Photos posted to Chinese social network Weibo show raccoons, horses, squirrel monkeys, dogs with coloured fur and Alaskan malamutes all paraded through the Grandview Mall in Guangzhou.
The mall says the event is all in the name of animal education, but animal welfare groups disagree.
Some of the animals, which were encircled by hundreds of visitors during the parade and sometimes touched, are protected species. Raccoons are known to carry infectious diseases such as rabies.
But the Chinese government supports the mall's animal programme.
"Guangzhou Grandview Mall Aquarium has been following the principle of 'animals first', with the ground of educating the public and protecting the diversity of animal species," the mall said in a statement.
"The mall was built legally with an experienced operation team that has constantly been working on providing a comfortable living environment and animal enrichment activities for the animals."
The mall has come under fire recently from animal welfare groups, who label its polar bear, Pizza, "the tragic bear that suffers for selfies".
Pizza the polar bear has been confined to a small area in Granview Mall for the three years since she was born, and is showing signs of "frustration and mental decline".
Last month, Yorkshire Wildlife Park announced it was willing to take Pizza into its specially-constructed reserve, which spans ten acres, features two lakes and is designed to replicate the habitat of Arctic tundra in summer.
However Grandview Mall declined the offer, saying there was "no need for foreign organisations to get involved".
It also says her tank, which is 150 square metres, is compliant with China's regulations for polar bear enclosures.
Animal welfare group, Humane Society International (HSI), said Pizza was exhibiting "worrying stereotypical behaviours such as head swaying and repetitive pacing", which pointed to a less than healthy state of mind.

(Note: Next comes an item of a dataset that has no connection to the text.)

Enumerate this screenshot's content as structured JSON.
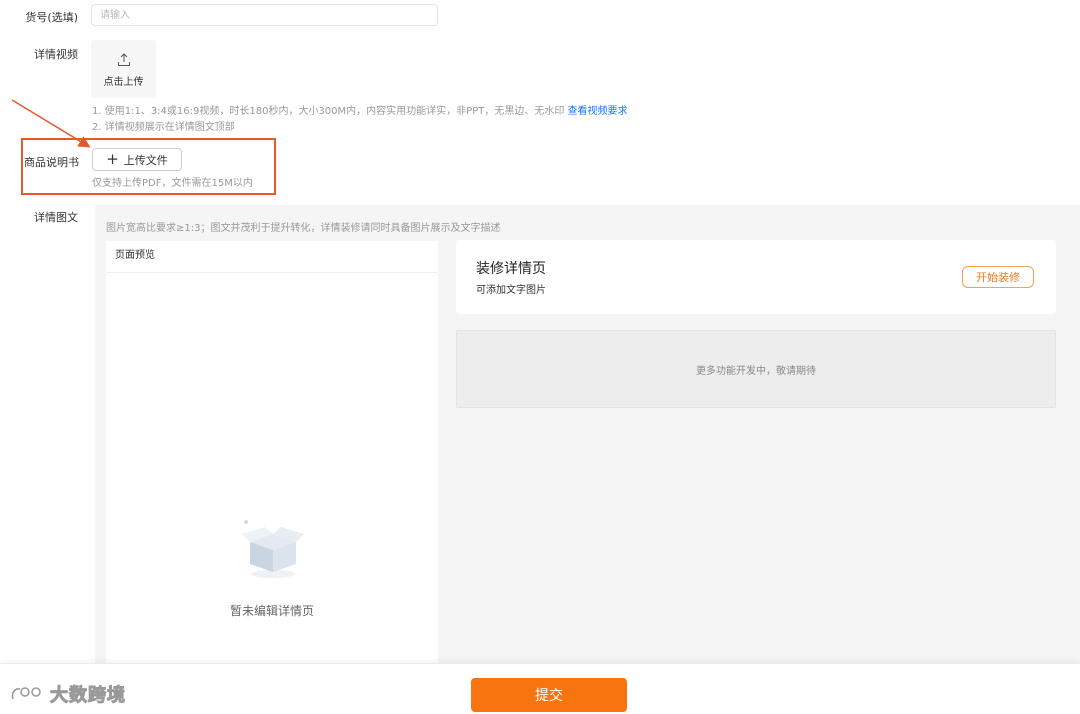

HSI and three Chinese-based animal rights groups have now banded together to campaign to shut down the enclosure, and the surrounding aquarium.
But the mall is scheduled to open another zoo in 2017, which will house white tigers and white-handed gibbons, despite vocal opposition.